Yep... that all sounds good and is simple to do in Atomix. This should be similar to how the DistributedGroup queues work internally now. When a message is stored, it's published to one or all of the client's via session.publish. If the client's session expires before an ack is received, its re-sent to another session and so on. Session expirations work the same as ephemeral nodes in ZooKeeper, but the benefit is that the state machine (the servers) is the coordinator, rather than a client needing to coordinate using low level primitives like ephemeral nodes and watches. That means less coordination between clients and servers. When a client's session expires the state machine can decide what to do. The state machine always has a fully consistent view of the state of clients as well, meaning the state machine can select a consumer to send a message to based on how many messages are in transit to/being processed by all consumers. It seems to me doing this in ZooKeeper requires a lot more coordination between client and server, e.g. elect a leader to control all consumers, set ephemeral nodes and watches, when an ephemeral node is lost send an event to the coordinator which then has to communicate with the servers to decide what to do with messages that weren't fully processed. If two coordinators manage to exist at the same time - which is impossible to prevent - they could conflict with each other. In Atomix that can all be done in the state machine with no additional communication and a guaranteed single system view. This seems to be a totally different way of thinking about solving these types of problems. All the consensus services I see seem to prefer providing primitives like ZooKeeper's and allowing clients to use them to coordinate state changes. Atomix is a different paradigm in that almost all coordination for each of the patterns is done entirely inside the consensus algorithm.

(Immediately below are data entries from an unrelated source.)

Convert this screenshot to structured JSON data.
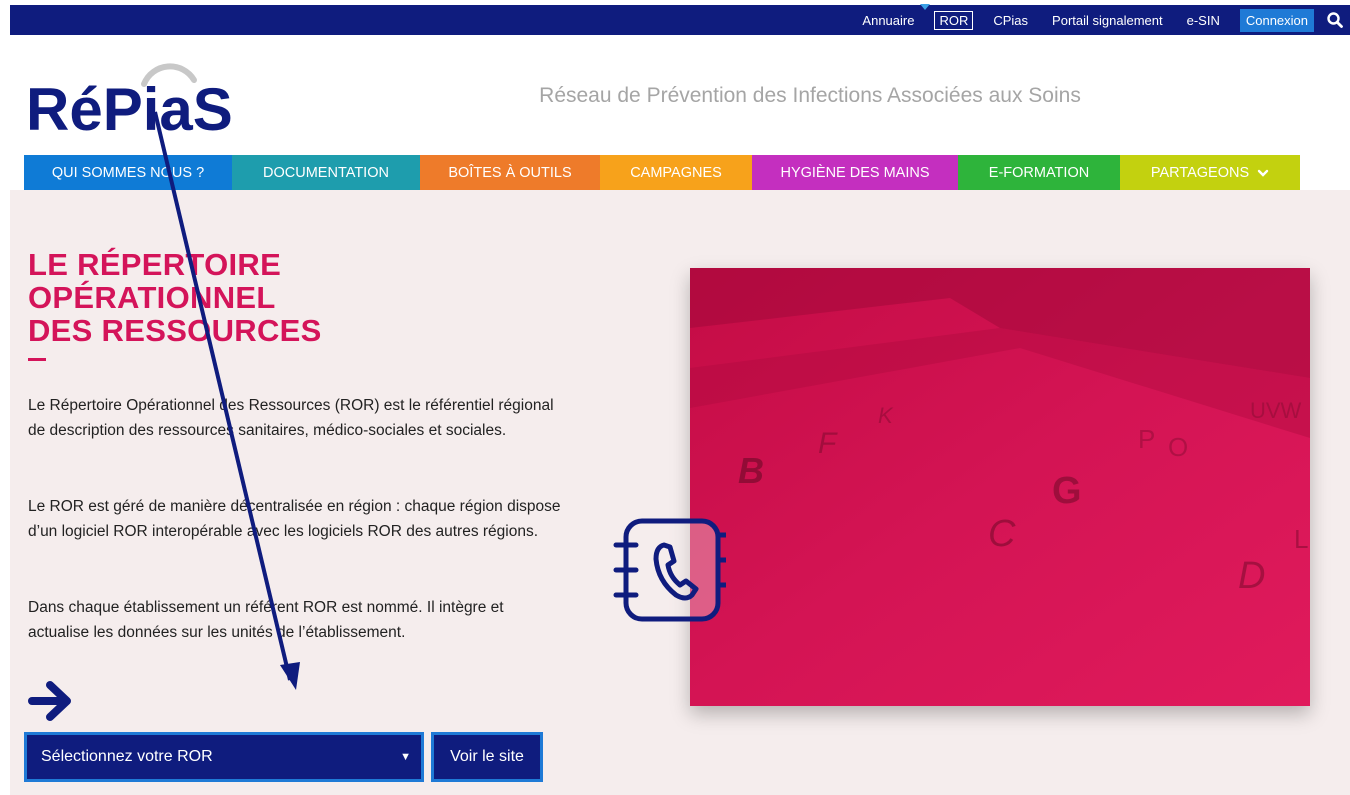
{
  "topbar": {
    "links": [
      "Annuaire",
      "ROR",
      "CPias",
      "Portail signalement",
      "e-SIN"
    ],
    "connexion": "Connexion",
    "search_icon": "search-icon"
  },
  "header": {
    "logo_text": "RéPiaS",
    "tagline": "Réseau de Prévention des Infections Associées aux Soins"
  },
  "nav": {
    "items": [
      {
        "label": "QUI SOMMES NOUS ?",
        "color": "#0f7bd6"
      },
      {
        "label": "DOCUMENTATION",
        "color": "#1e9dad"
      },
      {
        "label": "BOÎTES À OUTILS",
        "color": "#ee7b2a"
      },
      {
        "label": "CAMPAGNES",
        "color": "#f7a21b"
      },
      {
        "label": "HYGIÈNE DES MAINS",
        "color": "#c42fbf"
      },
      {
        "label": "E-FORMATION",
        "color": "#2eb43b"
      },
      {
        "label": "PARTAGEONS",
        "color": "#c3d10f"
      }
    ]
  },
  "main": {
    "title_lines": [
      "LE RÉPERTOIRE",
      "OPÉRATIONNEL",
      "DES RESSOURCES"
    ],
    "paragraphs": [
      "Le Répertoire Opérationnel des Ressources (ROR) est le référentiel régional de description des ressources sanitaires, médico-sociales et sociales.",
      "Le ROR est géré de manière décentralisée en région : chaque région dispose d’un logiciel ROR interopérable avec les logiciels ROR des autres régions.",
      "Dans chaque établissement un référent ROR est nommé. Il intègre et actualise les données sur les unités de l’établissement."
    ],
    "select_value": "Sélectionnez votre ROR",
    "visit_button": "Voir le site",
    "photo_letters": [
      "B",
      "F",
      "K",
      "C",
      "G",
      "P",
      "O",
      "D",
      "L",
      "UVW"
    ]
  },
  "colors": {
    "brand_blue": "#0f1c7e",
    "accent_blue": "#1f7ad6",
    "title_pink": "#d4145a",
    "photo_red": "#d1104f"
  }
}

Good point on failed work queues. That's really helpful. I think we can integrate these ideas into a sort of work queue resource.

Atomix' lock state machine is probably the best illustration of the way it's handled differently than how a lock would be built in ZooKeeper:
https://github.com/atomix/atomix/blob/master/concurrent/src/main/java/io/atomix/concurrent/internal/LockState.java
Tyler Foster
@tfoster
Jan 05 2017 21:27 UTC
Nice, that LockState implementation is pretty straight forward. WRT to providing primitives that clients use to orchestrate more complex tasks, the argument is generally a about scale. If work increases with each client, the more work you can do on the client, the more predictable your performance at scale. I think Atomix and RAFT in general are really good in cases where for the most part, the nodes in the cluster are the clients.
I'll get the DistributedQueue changes in ASAP and get out a PR. Do you have a contribution guide that I should follow?
Tyler Foster
@tfoster
Jan 05 2017 21:33 UTC
Also, what's your release schedule / release process?
Jordan Halterman
@kuujo
Jan 05 2017 21:41 UTC

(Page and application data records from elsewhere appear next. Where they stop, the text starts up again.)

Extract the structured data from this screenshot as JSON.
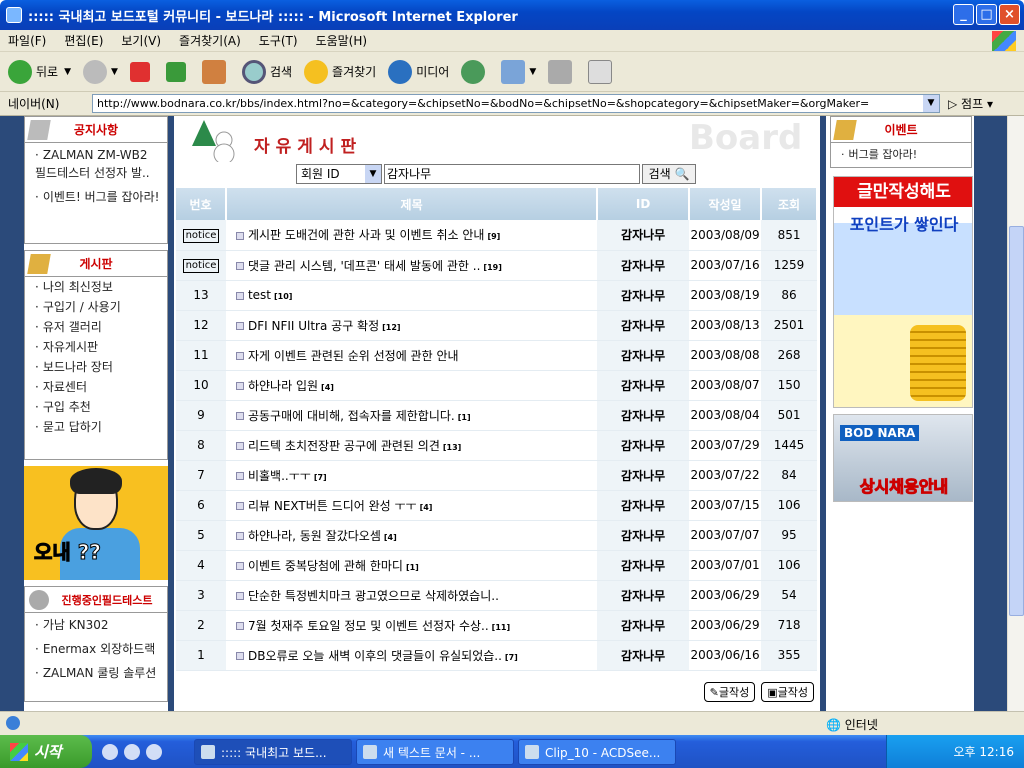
{
  "window": {
    "title": "::::: 국내최고 보드포털 커뮤니티 - 보드나라 ::::: - Microsoft Internet Explorer"
  },
  "menu": [
    "파일(F)",
    "편집(E)",
    "보기(V)",
    "즐겨찾기(A)",
    "도구(T)",
    "도움말(H)"
  ],
  "toolbar": {
    "back": "뒤로",
    "search": "검색",
    "favorites": "즐겨찾기",
    "media": "미디어"
  },
  "address": {
    "label": "네이버(N)",
    "url": "http://www.bodnara.co.kr/bbs/index.html?no=&category=&chipsetNo=&bodNo=&chipsetNo=&shopcategory=&chipsetMaker=&orgMaker=",
    "go": "점프"
  },
  "left": {
    "notice_title": "공지사항",
    "notice_items": [
      "ZALMAN ZM-WB2 필드테스터 선정자 발..",
      "이벤트! 버그를 잡아라!"
    ],
    "board_title": "게시판",
    "board_items": [
      "나의 최신정보",
      "구입기 / 사용기",
      "유저 갤러리",
      "자유게시판",
      "보드나라 장터",
      "자료센터",
      "구입 추천",
      "묻고 답하기"
    ],
    "cartoon_text": "오내 ??",
    "field_title": "진행중인필드테스트",
    "field_items": [
      "가남 KN302",
      "Enermax 외장하드랙",
      "ZALMAN 쿨링 솔루션"
    ]
  },
  "board": {
    "title": "자유게시판",
    "bg_word": "Board",
    "search_select": "회원 ID",
    "search_value": "감자나무",
    "search_button": "검색",
    "headers": [
      "번호",
      "제목",
      "ID",
      "작성일",
      "조회"
    ],
    "rows": [
      {
        "no": "notice",
        "subject": "게시판 도배건에 관한 사과 및 이벤트 취소 안내",
        "count": "[9]",
        "id": "감자나무",
        "date": "2003/08/09",
        "views": "851"
      },
      {
        "no": "notice",
        "subject": "댓글 관리 시스템, '데프콘' 태세 발동에 관한 ..",
        "count": "[19]",
        "id": "감자나무",
        "date": "2003/07/16",
        "views": "1259"
      },
      {
        "no": "13",
        "subject": "test",
        "count": "[10]",
        "id": "감자나무",
        "date": "2003/08/19",
        "views": "86"
      },
      {
        "no": "12",
        "subject": "DFI NFII Ultra 공구 확정",
        "count": "[12]",
        "id": "감자나무",
        "date": "2003/08/13",
        "views": "2501"
      },
      {
        "no": "11",
        "subject": "자게 이벤트 관련된 순위 선정에 관한 안내",
        "count": "",
        "id": "감자나무",
        "date": "2003/08/08",
        "views": "268"
      },
      {
        "no": "10",
        "subject": "하얀나라 입원",
        "count": "[4]",
        "id": "감자나무",
        "date": "2003/08/07",
        "views": "150"
      },
      {
        "no": "9",
        "subject": "공동구매에 대비해, 접속자를 제한합니다.",
        "count": "[1]",
        "id": "감자나무",
        "date": "2003/08/04",
        "views": "501"
      },
      {
        "no": "8",
        "subject": "리드텍 초치전장판 공구에 관련된 의견",
        "count": "[13]",
        "id": "감자나무",
        "date": "2003/07/29",
        "views": "1445"
      },
      {
        "no": "7",
        "subject": "비홀백..ㅜㅜ",
        "count": "[7]",
        "id": "감자나무",
        "date": "2003/07/22",
        "views": "84"
      },
      {
        "no": "6",
        "subject": "리뷰 NEXT버튼 드디어 완성 ㅜㅜ",
        "count": "[4]",
        "id": "감자나무",
        "date": "2003/07/15",
        "views": "106"
      },
      {
        "no": "5",
        "subject": "하얀나라, 동원 잘갔다오셈",
        "count": "[4]",
        "id": "감자나무",
        "date": "2003/07/07",
        "views": "95"
      },
      {
        "no": "4",
        "subject": "이벤트 중복당첨에 관해 한마디",
        "count": "[1]",
        "id": "감자나무",
        "date": "2003/07/01",
        "views": "106"
      },
      {
        "no": "3",
        "subject": "단순한 특정벤치마크 광고였으므로 삭제하였습니..",
        "count": "",
        "id": "감자나무",
        "date": "2003/06/29",
        "views": "54"
      },
      {
        "no": "2",
        "subject": "7월 첫재주 토요일 정모 및 이벤트 선정자 수상..",
        "count": "[11]",
        "id": "감자나무",
        "date": "2003/06/29",
        "views": "718"
      },
      {
        "no": "1",
        "subject": "DB오류로 오늘 새벽 이후의 댓글들이 유실되었습..",
        "count": "[7]",
        "id": "감자나무",
        "date": "2003/06/16",
        "views": "355"
      }
    ],
    "write1": "글작성",
    "write2": "글작성"
  },
  "right": {
    "event_title": "이벤트",
    "event_item": "버그를 잡아라!",
    "ad1_line1": "글만작성해도",
    "ad1_line2": "포인트가 쌓인다",
    "ad2_logo": "BOD NARA",
    "ad2_text": "상시채용안내"
  },
  "status": {
    "zone": "인터넷"
  },
  "taskbar": {
    "start": "시작",
    "tasks": [
      "::::: 국내최고 보드...",
      "새 텍스트 문서 - ...",
      "Clip_10 - ACDSee..."
    ],
    "clock": "오후 12:16"
  }
}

Yeah... I do need to make a contributor guide. We just got a critical release into Copycat yesterday and several other bug fixes in Copycat and Atomix so I've been planning on releasing them ASAP. But I do want to make sure the added resource events are in the release since people have been asking for them for a long time, and this is part of that. I have some changes around here somewhere that should make the addition of these events really straightforward. I think I need to get those merged, then it should be simple to add queue events - a few lines of code and tests really.

My release process is: release it when it feels right, which in general is when someone from ONOS requests a release, a major bug fix is merged, a major feature is done, or enough minor bug fixes are done. All of those conditions have been met this time.

Critical bug fix into Copycat*